TIL About One Strange Behavior of jQuery

I was working on enabling and disabling buttons in JavaScript using jQuery method .prop. And I noticed this : $('.someBtnClass').prop('disabled', 'true'); works (to diable), but $('.someBtnClass').prop('disabled', 'false'); doesn’t work (to enable). One has to use false without any quotes like this $('.someBtnClass').prop('disabled', false); then it works. (I have also tried double quotes "false", that also doesn’t work).

Moral of the story: Such asymmetries create confusion. I wondered what the hell was wrong, even though everything seemed right. If quotes worked with true, it should have worked with false too.
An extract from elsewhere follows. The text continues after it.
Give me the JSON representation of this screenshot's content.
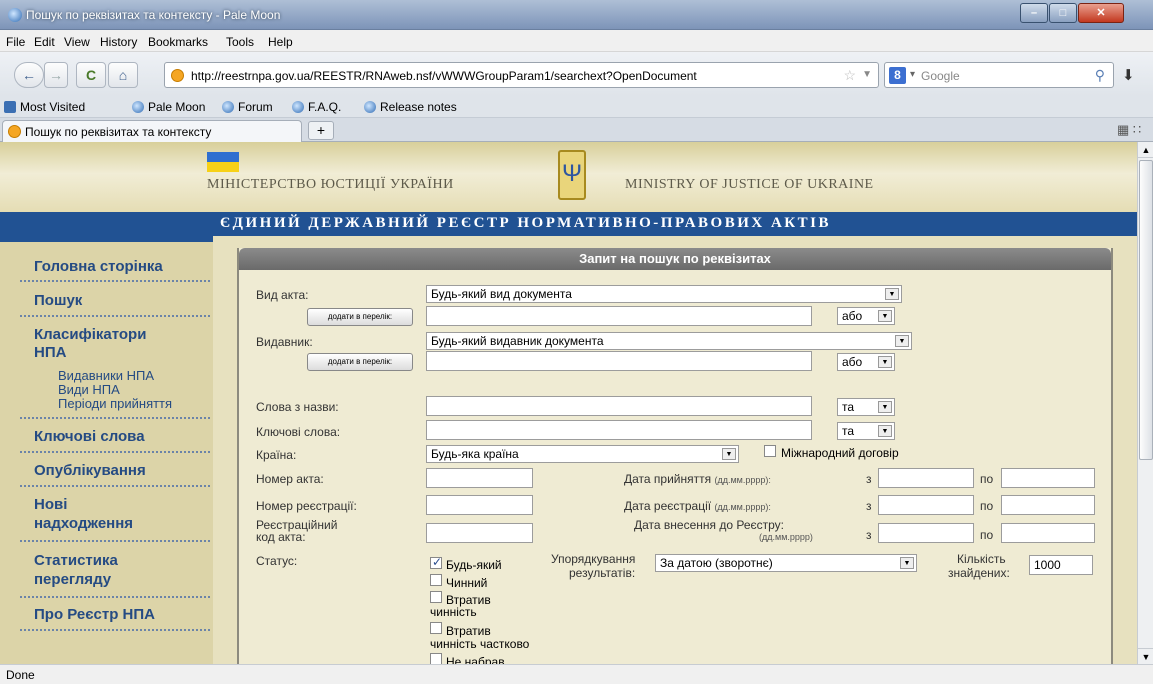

Or it shouldn’t have worked with both of them.

Did you look at the source code for jQuery?

I always try when something odd like that occurs so I can see what may be happening. So I looked into this one and … it actually isn’t jQuery’s fault.

I stepped through jQuery’s code and, in the end, it does a simple elem[ name ] = value; assignment, which translates to:

elem.disabled = 'false';

So I tried that in the scratchpad for Firefox and it wouldn’t accept that. It will however, accept:

   elem.disabled = true;
   elem.disabled = 'true';
   elem.disabled = false;

Which bears out what you found.

So, it’s a browser issue, not specifically a jQuery issue.

Just out of curiosity, what browser are you using? I’m on FF 51 Beta 10.

Regards,
Micheal

1 Like

Any truthy value (e.g. "false") will result in the element being disabled. Only setting it to false will remove the disabled property.

2 Likes

Very good point! Truthy-ness coming to bite you in the a**. :slight_smile:

Hey, thanks for the reply. Hmm, so it’s a browser’s fault. I am using Chrome version 55.0.2883.87 m (64-bit).

I am just at a beginner’s level in coding, so I don’t think I would understand much of it by looking into the source code. Though I will try it. :slight_smile:

And yeah I got it. 'false' is a string, which is truthy.